April 5th, 2016 by Nicolette Bailey

Oregon wine month 2016May is Oregon Wine Month in the Willamette Valley, and we couldn’t think of a better time to enjoy all that this area has to offer. The following are five ways to get out and explore the lesser visited parts of the Willamette Valley.

  1. 3rd Street in downtown McMinnville: This is a hub for a variety of activities. Wander the sidewalks exploring the many locally owned boutique shops lining the street, or enjoy one of the several top notch restaurants such as Bistro Maison, Nick’s, Thistle, and the Barberry. While also on 3rd Street, stop by the Elizabeth Chambers Cellar for a wine tasting.
  2. McMinnville AVA: This viticulture area is the place to enjoy exquisite wines that are distinguished for their depth, complexity, bold structure, and black fruit. Enjoy less crowded tasting rooms, unique views, beautiful structures, and friendly hospitality at these family owned wineries. You’ll be treated to all of these things at Youngberg Hill, Coeur de Terre, Yamhill Valley, Maysara, Coleman, and J Wrigley.
  3. Eola Hills AVA: Travel over to McMinnville’s neighboring wine growing area to taste the difference that a few miles can make. Spend a day visiting Brooks, Bethel Heights, and Cristom.

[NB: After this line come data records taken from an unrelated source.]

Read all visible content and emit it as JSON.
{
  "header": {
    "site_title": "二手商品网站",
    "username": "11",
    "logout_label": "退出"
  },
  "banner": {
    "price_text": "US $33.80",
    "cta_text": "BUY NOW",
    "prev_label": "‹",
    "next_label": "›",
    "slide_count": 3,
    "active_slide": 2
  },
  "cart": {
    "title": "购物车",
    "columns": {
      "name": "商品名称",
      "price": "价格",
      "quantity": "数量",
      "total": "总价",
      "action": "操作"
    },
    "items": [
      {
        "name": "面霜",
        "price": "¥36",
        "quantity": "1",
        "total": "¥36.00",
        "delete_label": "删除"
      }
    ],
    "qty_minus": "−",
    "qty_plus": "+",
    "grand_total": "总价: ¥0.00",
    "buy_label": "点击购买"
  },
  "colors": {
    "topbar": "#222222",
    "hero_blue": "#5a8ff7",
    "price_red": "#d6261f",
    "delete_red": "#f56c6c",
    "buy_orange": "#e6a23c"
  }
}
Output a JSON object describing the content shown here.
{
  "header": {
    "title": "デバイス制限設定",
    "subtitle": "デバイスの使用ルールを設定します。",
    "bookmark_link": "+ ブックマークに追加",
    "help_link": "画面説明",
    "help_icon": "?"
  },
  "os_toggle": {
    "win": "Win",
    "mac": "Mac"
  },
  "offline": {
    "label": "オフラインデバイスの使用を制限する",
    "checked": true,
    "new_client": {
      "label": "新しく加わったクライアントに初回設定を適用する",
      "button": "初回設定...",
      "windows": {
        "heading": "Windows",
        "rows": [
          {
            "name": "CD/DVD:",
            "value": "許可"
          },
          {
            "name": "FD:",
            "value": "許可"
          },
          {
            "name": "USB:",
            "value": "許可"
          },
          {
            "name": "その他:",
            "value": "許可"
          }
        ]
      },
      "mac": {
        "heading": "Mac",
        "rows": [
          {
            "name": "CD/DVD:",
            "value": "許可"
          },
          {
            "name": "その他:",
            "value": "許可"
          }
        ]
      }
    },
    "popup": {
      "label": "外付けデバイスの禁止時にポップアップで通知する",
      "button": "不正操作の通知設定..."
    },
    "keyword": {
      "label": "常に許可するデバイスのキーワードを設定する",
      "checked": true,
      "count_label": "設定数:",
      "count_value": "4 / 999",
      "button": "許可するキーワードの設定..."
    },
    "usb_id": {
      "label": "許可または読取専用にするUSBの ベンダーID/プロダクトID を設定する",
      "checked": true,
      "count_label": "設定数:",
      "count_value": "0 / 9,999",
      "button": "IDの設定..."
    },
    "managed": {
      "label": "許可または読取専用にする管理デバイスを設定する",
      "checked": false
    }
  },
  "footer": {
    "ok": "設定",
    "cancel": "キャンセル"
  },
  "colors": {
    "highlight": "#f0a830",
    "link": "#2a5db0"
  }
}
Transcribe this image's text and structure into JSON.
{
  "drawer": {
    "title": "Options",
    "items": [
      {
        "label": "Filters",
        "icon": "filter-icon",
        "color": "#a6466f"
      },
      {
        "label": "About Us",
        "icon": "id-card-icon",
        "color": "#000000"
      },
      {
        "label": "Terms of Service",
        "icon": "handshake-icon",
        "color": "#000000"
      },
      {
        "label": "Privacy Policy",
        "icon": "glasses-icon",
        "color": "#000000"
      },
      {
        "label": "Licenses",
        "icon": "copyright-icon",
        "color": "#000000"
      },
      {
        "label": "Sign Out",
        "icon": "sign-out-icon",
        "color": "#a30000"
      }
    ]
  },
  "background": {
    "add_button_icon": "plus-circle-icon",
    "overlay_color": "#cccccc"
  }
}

Make a lunch stop in Amity at the Blue Goat for fresh, local fare before continuing your wine tasting adventures at Coelho Winery.
  4. Yamhill-Carlton: This town is where you’ll find many small wine producers making great quality wines that you wouldn’t be able to find elsewhere. Carlton is also home to several tasting rooms for wineries from other parts of Oregon pouring bigger red varietals.
  5. The Oregon Coast: Ok, this may not be technically part of the Willamette Valley, but it is only a short trip from the heart of the valley. Many people don’t know that McMinnville is only 45 to 50 minutes from the Pacific Ocean.  Not only are there great beaches and views in Pacific City, there are many great restaurants along Hwy 101 from Pacific City to Newport. Take a break from wine tasting and head to the beach, enjoy some fresh seafood, and Oregon wines.